• Task statement: Leaving out the images, return the data below exactly as it is written.

Source data:
────────
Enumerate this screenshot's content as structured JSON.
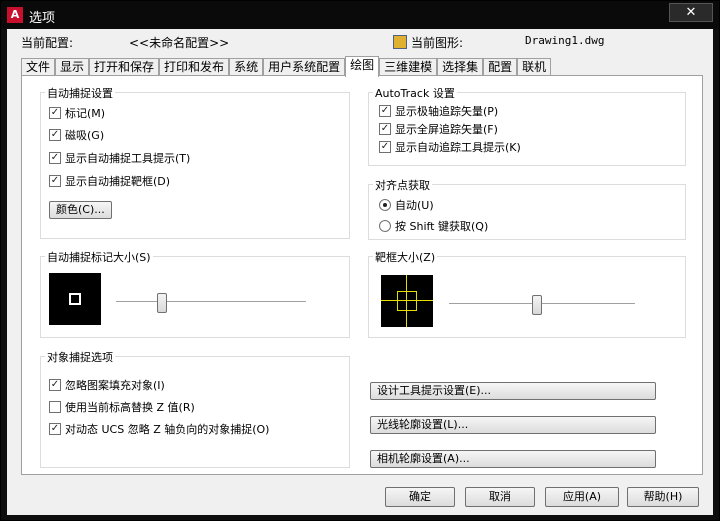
{
  "window": {
    "title": "选项",
    "close_label": "✕",
    "icon_text": "A"
  },
  "header": {
    "profile_label": "当前配置:",
    "profile_value": "<<未命名配置>>",
    "drawing_label": "当前图形:",
    "drawing_value": "Drawing1.dwg"
  },
  "tabs": [
    "文件",
    "显示",
    "打开和保存",
    "打印和发布",
    "系统",
    "用户系统配置",
    "绘图",
    "三维建模",
    "选择集",
    "配置",
    "联机"
  ],
  "autosnap": {
    "title": "自动捕捉设置",
    "items": [
      {
        "label": "标记(M)",
        "checked": true
      },
      {
        "label": "磁吸(G)",
        "checked": true
      },
      {
        "label": "显示自动捕捉工具提示(T)",
        "checked": true
      },
      {
        "label": "显示自动捕捉靶框(D)",
        "checked": true
      }
    ],
    "color_button": "颜色(C)..."
  },
  "autotrack": {
    "title": "AutoTrack 设置",
    "items": [
      {
        "label": "显示极轴追踪矢量(P)",
        "checked": true
      },
      {
        "label": "显示全屏追踪矢量(F)",
        "checked": true
      },
      {
        "label": "显示自动追踪工具提示(K)",
        "checked": true
      }
    ]
  },
  "alignment": {
    "title": "对齐点获取",
    "options": [
      {
        "label": "自动(U)",
        "selected": true
      },
      {
        "label": "按 Shift 键获取(Q)",
        "selected": false
      }
    ]
  },
  "marker_size": {
    "title": "自动捕捉标记大小(S)",
    "slider_fraction": 0.23
  },
  "aperture_size": {
    "title": "靶框大小(Z)",
    "slider_fraction": 0.47
  },
  "osnap": {
    "title": "对象捕捉选项",
    "items": [
      {
        "label": "忽略图案填充对象(I)",
        "checked": true
      },
      {
        "label": "使用当前标高替换 Z 值(R)",
        "checked": false
      },
      {
        "label": "对动态 UCS 忽略 Z 轴负向的对象捕捉(O)",
        "checked": true
      }
    ]
  },
  "right_buttons": [
    "设计工具提示设置(E)...",
    "光线轮廓设置(L)...",
    "相机轮廓设置(A)..."
  ],
  "bottom_buttons": [
    "确定",
    "取消",
    "应用(A)",
    "帮助(H)"
  ]
}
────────
• Answer section:
Enumerate this screenshot's content as structured JSON.
{
  "window": {
    "title": "选项",
    "close_label": "✕",
    "icon_text": "A"
  },
  "header": {
    "profile_label": "当前配置:",
    "profile_value": "<<未命名配置>>",
    "drawing_label": "当前图形:",
    "drawing_value": "Drawing1.dwg"
  },
  "tabs": [
    "文件",
    "显示",
    "打开和保存",
    "打印和发布",
    "系统",
    "用户系统配置",
    "绘图",
    "三维建模",
    "选择集",
    "配置",
    "联机"
  ],
  "autosnap": {
    "title": "自动捕捉设置",
    "items": [
      {
        "label": "标记(M)",
        "checked": true
      },
      {
        "label": "磁吸(G)",
        "checked": true
      },
      {
        "label": "显示自动捕捉工具提示(T)",
        "checked": true
      },
      {
        "label": "显示自动捕捉靶框(D)",
        "checked": true
      }
    ],
    "color_button": "颜色(C)..."
  },
  "autotrack": {
    "title": "AutoTrack 设置",
    "items": [
      {
        "label": "显示极轴追踪矢量(P)",
        "checked": true
      },
      {
        "label": "显示全屏追踪矢量(F)",
        "checked": true
      },
      {
        "label": "显示自动追踪工具提示(K)",
        "checked": true
      }
    ]
  },
  "alignment": {
    "title": "对齐点获取",
    "options": [
      {
        "label": "自动(U)",
        "selected": true
      },
      {
        "label": "按 Shift 键获取(Q)",
        "selected": false
      }
    ]
  },
  "marker_size": {
    "title": "自动捕捉标记大小(S)",
    "slider_fraction": 0.23
  },
  "aperture_size": {
    "title": "靶框大小(Z)",
    "slider_fraction": 0.47
  },
  "osnap": {
    "title": "对象捕捉选项",
    "items": [
      {
        "label": "忽略图案填充对象(I)",
        "checked": true
      },
      {
        "label": "使用当前标高替换 Z 值(R)",
        "checked": false
      },
      {
        "label": "对动态 UCS 忽略 Z 轴负向的对象捕捉(O)",
        "checked": true
      }
    ]
  },
  "right_buttons": [
    "设计工具提示设置(E)...",
    "光线轮廓设置(L)...",
    "相机轮廓设置(A)..."
  ],
  "bottom_buttons": [
    "确定",
    "取消",
    "应用(A)",
    "帮助(H)"
  ]
}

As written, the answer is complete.